• **TRY IT**
Your answer must be one number: the count of lines below that hold the word "task".

• **Dataset records**
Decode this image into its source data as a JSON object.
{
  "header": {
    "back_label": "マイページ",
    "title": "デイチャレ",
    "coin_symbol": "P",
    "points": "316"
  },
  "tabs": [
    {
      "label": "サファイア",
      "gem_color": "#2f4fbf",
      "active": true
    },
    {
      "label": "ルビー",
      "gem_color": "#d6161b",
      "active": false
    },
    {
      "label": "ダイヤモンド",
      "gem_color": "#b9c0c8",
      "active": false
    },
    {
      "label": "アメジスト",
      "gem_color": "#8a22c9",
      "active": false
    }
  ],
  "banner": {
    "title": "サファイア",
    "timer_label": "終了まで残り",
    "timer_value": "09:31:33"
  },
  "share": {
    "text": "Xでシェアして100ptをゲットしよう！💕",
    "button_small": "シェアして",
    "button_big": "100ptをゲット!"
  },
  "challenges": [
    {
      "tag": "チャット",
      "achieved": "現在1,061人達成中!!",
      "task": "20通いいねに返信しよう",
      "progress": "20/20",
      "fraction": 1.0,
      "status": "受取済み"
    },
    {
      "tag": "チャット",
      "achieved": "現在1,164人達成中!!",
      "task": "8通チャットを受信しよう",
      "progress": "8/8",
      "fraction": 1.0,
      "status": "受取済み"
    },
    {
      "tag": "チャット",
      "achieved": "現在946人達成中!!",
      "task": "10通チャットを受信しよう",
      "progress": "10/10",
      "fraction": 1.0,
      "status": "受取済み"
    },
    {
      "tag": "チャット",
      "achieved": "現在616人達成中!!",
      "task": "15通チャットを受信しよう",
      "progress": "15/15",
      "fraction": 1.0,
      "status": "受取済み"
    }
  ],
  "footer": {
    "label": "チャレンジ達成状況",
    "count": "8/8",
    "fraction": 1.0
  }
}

• **ANSWER SPACE**
4